Vietnamese electronics manufacturing services (EMS) market will grow at a CAGR of 5% between 2020 and 2026. According to Vietnam’s General Statistics Office, the country’s consumer electronics sector recorded its highest ever production at 369.6 million units in October 2020, followed by the electronic components sector at 325.7 million units.
Given the exponential growth in its manufacturing sector along with growing domestic demand and exports, primarily in electronics and automobiles, the EMS business is projected to scale new heights in the country. Many global OEMs and EMS providers like Samsung, LG and Foxconn (Apple’s contract manufacturer) are investing in the production of printed circuit boards, camera modules, printers, servers, phones, networking equipment, televisions and other electronics equipment in the country.
Samsung, which in 2020 held almost 70% of the handset market share in Vietnam, is also one of the largest FDI players in the country. Vietnam has one of Samsung’s largest smartphone production bases outside South Korea.
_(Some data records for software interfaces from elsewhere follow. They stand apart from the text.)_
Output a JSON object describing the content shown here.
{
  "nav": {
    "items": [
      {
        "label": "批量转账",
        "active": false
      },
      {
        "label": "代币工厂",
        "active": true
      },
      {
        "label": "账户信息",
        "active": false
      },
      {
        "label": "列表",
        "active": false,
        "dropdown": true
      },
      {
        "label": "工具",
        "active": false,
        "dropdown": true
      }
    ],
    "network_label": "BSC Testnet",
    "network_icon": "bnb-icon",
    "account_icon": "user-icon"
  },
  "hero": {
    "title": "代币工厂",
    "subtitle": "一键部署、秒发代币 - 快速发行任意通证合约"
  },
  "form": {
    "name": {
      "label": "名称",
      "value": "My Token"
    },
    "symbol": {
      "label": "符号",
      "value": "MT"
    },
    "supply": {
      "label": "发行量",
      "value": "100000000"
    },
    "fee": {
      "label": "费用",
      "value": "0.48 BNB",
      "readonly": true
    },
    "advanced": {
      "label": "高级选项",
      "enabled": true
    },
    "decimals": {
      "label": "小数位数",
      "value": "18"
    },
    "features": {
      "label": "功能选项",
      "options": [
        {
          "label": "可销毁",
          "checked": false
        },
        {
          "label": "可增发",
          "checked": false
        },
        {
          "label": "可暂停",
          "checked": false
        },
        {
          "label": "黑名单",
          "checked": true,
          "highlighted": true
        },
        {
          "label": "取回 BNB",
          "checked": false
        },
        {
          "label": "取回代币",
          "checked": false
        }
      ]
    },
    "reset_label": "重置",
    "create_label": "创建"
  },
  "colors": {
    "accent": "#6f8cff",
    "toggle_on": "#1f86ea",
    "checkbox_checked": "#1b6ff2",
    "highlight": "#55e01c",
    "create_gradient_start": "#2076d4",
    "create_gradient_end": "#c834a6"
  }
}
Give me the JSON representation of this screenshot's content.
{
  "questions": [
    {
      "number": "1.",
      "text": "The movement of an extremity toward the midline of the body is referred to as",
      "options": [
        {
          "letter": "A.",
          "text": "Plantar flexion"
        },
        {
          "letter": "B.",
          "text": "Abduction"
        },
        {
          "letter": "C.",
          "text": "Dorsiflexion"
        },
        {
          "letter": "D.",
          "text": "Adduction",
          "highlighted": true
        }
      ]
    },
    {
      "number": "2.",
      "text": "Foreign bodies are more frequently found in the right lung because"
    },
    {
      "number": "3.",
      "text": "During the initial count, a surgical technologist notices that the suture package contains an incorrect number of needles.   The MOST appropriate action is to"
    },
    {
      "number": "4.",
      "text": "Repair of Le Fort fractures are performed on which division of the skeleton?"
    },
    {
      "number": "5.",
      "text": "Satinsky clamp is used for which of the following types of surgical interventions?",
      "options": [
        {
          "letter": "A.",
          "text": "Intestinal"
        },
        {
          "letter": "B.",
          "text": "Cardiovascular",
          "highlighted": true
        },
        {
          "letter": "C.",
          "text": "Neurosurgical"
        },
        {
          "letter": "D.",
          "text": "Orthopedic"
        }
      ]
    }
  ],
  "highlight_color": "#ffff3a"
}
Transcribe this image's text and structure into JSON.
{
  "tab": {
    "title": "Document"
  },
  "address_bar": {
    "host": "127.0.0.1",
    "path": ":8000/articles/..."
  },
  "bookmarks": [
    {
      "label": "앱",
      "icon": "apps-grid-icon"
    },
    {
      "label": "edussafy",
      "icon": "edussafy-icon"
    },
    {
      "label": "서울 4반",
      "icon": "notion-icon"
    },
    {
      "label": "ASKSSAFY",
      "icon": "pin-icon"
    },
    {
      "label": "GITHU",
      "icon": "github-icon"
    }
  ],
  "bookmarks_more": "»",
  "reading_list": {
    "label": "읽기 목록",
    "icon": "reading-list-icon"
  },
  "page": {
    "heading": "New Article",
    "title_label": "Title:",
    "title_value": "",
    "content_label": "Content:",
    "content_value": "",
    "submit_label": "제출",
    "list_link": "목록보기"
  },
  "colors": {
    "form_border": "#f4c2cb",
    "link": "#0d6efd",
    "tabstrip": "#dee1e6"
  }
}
By 2022, Samsung is also projected to complete its $220-million research and development centre in Vietnam.
Investment climate in Vietnam
Despite the setback caused by COVID-19, Vietnam is one of the few countries in Asia that managed to record a positive GDP growth in 2020.
The constant improvement in investment and business policies, participation in bilateral and multilateral free trade agreements, increased FDI and geographical proximity to China have all been active factors in making Vietnam a favourable destination for manufacturers.
Pegatron has pegged almost $1 billion worth of investment in its Vietnamese plant that will be rolled out in three phases, targeting investments in computing, communication and consumer electronics facilities, by 2027.
Foxconn is also moving some parts of its iPad and MacBook assemblies to Vietnam from China against the backdrop of rising US-China tensions, thus seeking to derisk its production. It has also been awarded a licence to build a $270-million plant to produce laptops and tablets in Vietnam.
Google too is moving production of its smartphone brand Pixel for the US market to Vietnam. It is also likely that the company may end up moving its hardware production to Vietnam. Similar plans are underway at companies like Samsung, itel and Microsoft.
Xiaomi too is aiming to take advantage of cheap labour and other favourable market conditions in Vietnam. Most recently, the company opened its first phone assembly factory in Vietnam.
Successful absorption from China
Like China, Vietnam is known for its comprehensive and mostly five- to ten-year strategies, like ‘Made in Vietnam 2025: Industrial Policy and Strategy 2025’ and Vision for 2035. These policies have not only helped in changing Vietnam’s growth story which started 30 years ago but have also facilitated absorption of industry from China, including the shifts triggered by trade wars.
Its unprecedented pursuit for business-friendly policies, liberalisation of its economy, low wages, favourable demographics and successful pushing of its infrastructural capacities are all catalysts in making Vietnam a suitable ‘China Plus One’ destination in the global supply chain. As economies around the world look to derisk the heavily integrated supply chain ecosystem in the post-COVID-19 era, along with a heated US-China trade war, foreign investors like Google, Microsoft and Samsung feel better diversifying their risks.
Government strategy for future development
The Vietnamese government aims to have over 10 strategic locations in the IT segment by 2025 with revenues of more than $1 billion. Under its IT and Made in Vietnam programs, it aims to have over 100,000 tech firms to make Vietnam among top 30 countries in IT development in the coming years.
Vietnam’s growing capacity under the ‘China Plus One’ policy reflects the following trends:
- With its 2025 vison, Vietnam aims to target fields with high value-addition and export potential.
- The electronic equipment and automobile sectors, along with other industries like textile, seem to be gaining a lot of traction.
- Vietnam wants to develop its supporting industries, especially mechanical goods, chemicals and telecommunications, to significantly leverage its position in the global supply chain.
- The aim is to develop priority industries in key economic zones and coastal zones along with processing industries and supporting industries.
- Vietnam is also aiming to get FDI from companies that could transfer technology and capacity to local industries and talent.
With Vietnam’s recent ascension to the ranks of the global supply chain hubs, it is easy to overlook the fact that Vietnam is still expanding and growing its infrastructure. With more companies moving their operations to Vietnam, the leasing demand in Vietnam’s industrial zones is soaring.
However, Vietnam’s growing competitiveness, market reforms, and steady progress in ease of doing business (evident in its higher scores in the World Economic Forum’s competitiveness index) are making it rise above the rest.
In an era of protectionism where the jitters of COVID-19 are still being felt by many economies, Vietnam is soaring to become one of the prime locations for export manufacturers. With its continuous and proactive efforts for open border partnerships (the country is part of over a dozen free trade agreements), Vietnam is a country that could possibly change the course of the tech era that lies ahead.